Trek Factory Racing was another team that boosted their stock significantly with the addition of one rider: Bauke Mollema. Mollema didn’t have quite the 2014 that many expected, but he’s a consistent Grand Tour Top 10 rider (with Top 5 potential) who is also adept at shorter stage races and one-day classics. Andy Schleck’s retirement was big news but Trek had been without an elite GC talent for some time, and Mollema provides that ability, more than making up for the loss of Robert Kiserlovski.
Team BMC gets the final mention among transfer season winners. Their signings were not as flashy as Team Sky’s or Tinkoff-Saxo’s, and they are jettisoning quite a few riders to boot, but in additions like Damiano Caruso, Jempy Drucker, and Alessandro De Marchi, BMC was able to pick up several bright talents just hitting their prime. Caruso (a surprise Top 10 in the Vuelta) provides the team’s GC ambitions with a much needed injection of youthful talent, Drucker adds firepower to the Classics lineup, and De Marchi brings his elite stagehunting talents and a potential for stage race KoM jerseys to the table. These all come in addition to rising star all-rounder Rohan Dennis, who arrived as a midseason transfer. BMC may not have grabbed many big headlines this fall, but they filled several needs and that will help them improve across the board in 2015.

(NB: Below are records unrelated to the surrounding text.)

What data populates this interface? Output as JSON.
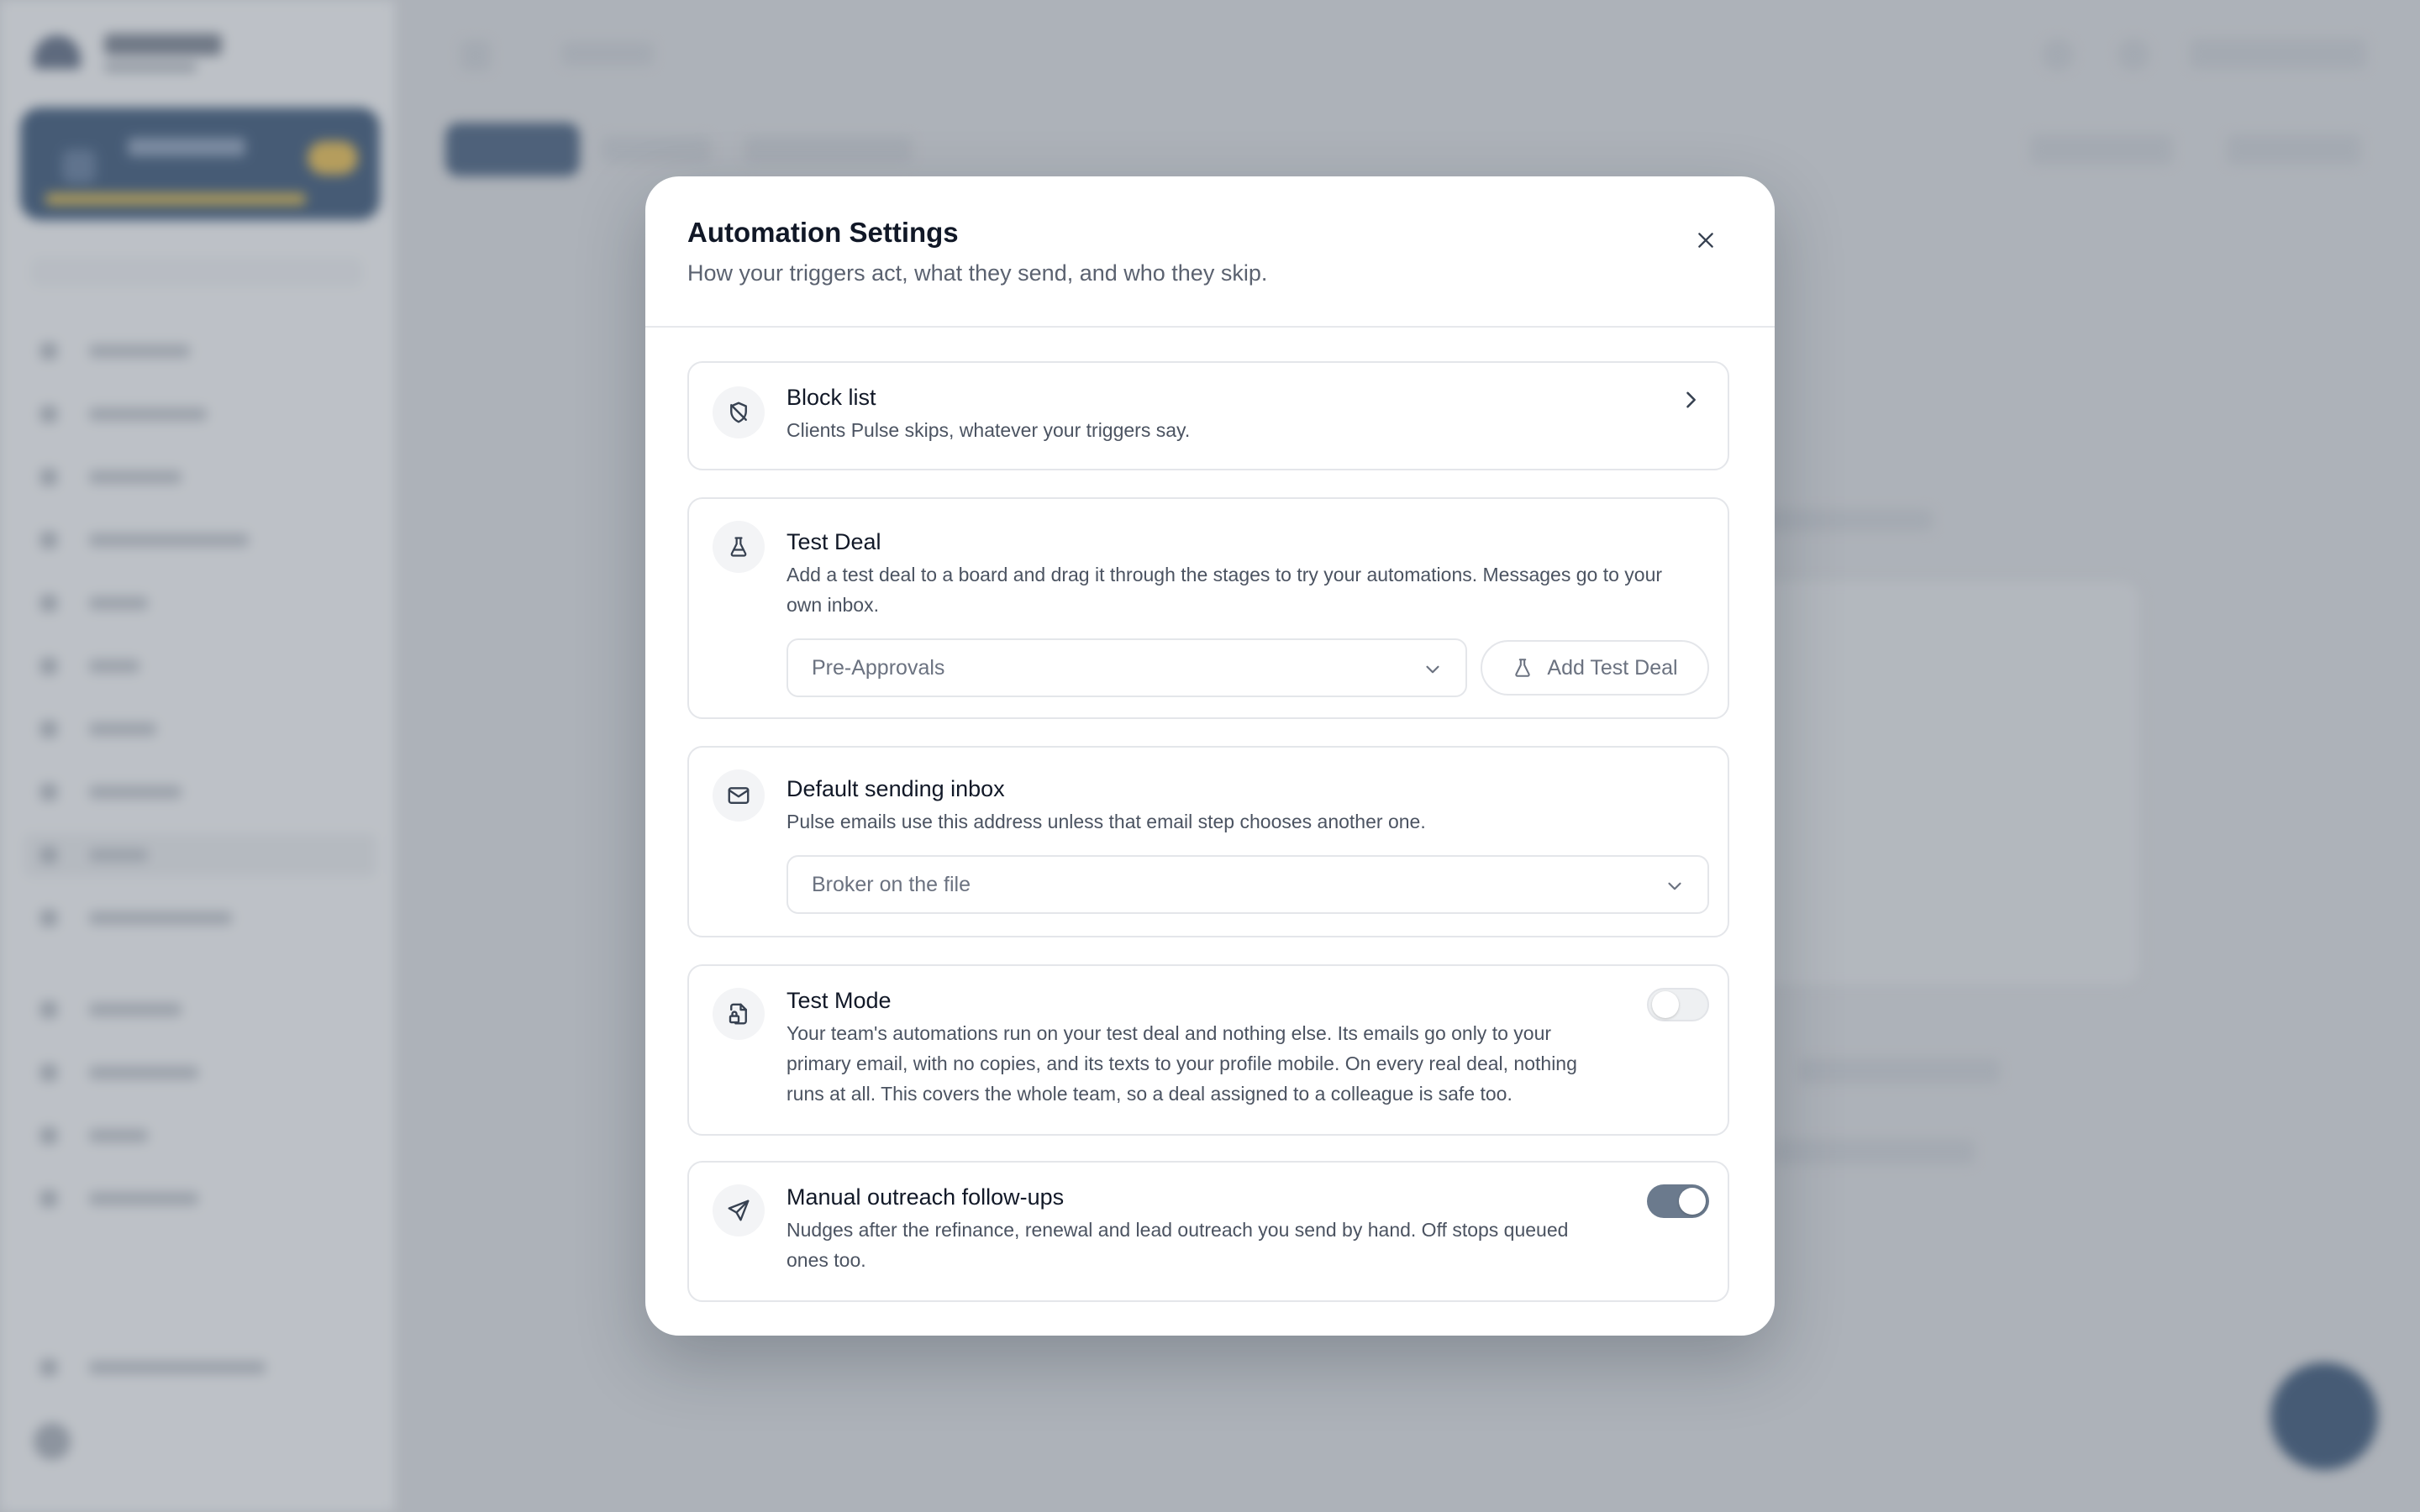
{
  "modal": {
    "title": "Automation Settings",
    "subtitle": "How your triggers act, what they send, and who they skip.",
    "close_icon": "close-icon"
  },
  "block_list": {
    "icon": "shield-off-icon",
    "title": "Block list",
    "description": "Clients Pulse skips, whatever your triggers say."
  },
  "test_deal": {
    "icon": "flask-icon",
    "title": "Test Deal",
    "description": "Add a test deal to a board and drag it through the stages to try your automations. Messages go to your own inbox.",
    "board_select_value": "Pre-Approvals",
    "add_button_label": "Add Test Deal"
  },
  "default_inbox": {
    "icon": "mail-icon",
    "title": "Default sending inbox",
    "description": "Pulse emails use this address unless that email step chooses another one.",
    "select_value": "Broker on the file"
  },
  "test_mode": {
    "icon": "file-lock-icon",
    "title": "Test Mode",
    "description": "Your team's automations run on your test deal and nothing else. Its emails go only to your primary email, with no copies, and its texts to your profile mobile. On every real deal, nothing runs at all. This covers the whole team, so a deal assigned to a colleague is safe too.",
    "enabled": false
  },
  "manual_outreach": {
    "icon": "send-icon",
    "title": "Manual outreach follow-ups",
    "description": "Nudges after the refinance, renewal and lead outreach you send by hand. Off stops queued ones too.",
    "enabled": true
  },
  "colors": {
    "brand_navy": "#0e2f57",
    "toggle_on": "#6b7a8d",
    "accent_gold": "#d8a72a"
  }
}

A year from now, it will undoubtedly be easier to evaluate the 2014 transfer season, but at the very least, the teams that have made the investments in riders like Leopold Konig and Alessandro De Marchi have put themselves in strong positions to succeed next year. The new transfers will have their chances to prove themselves soon; riders are returning to training after end-of-season vacations, and the start of the 2015 road season proper will arrive before long.
Photo by Sum_of_Marc.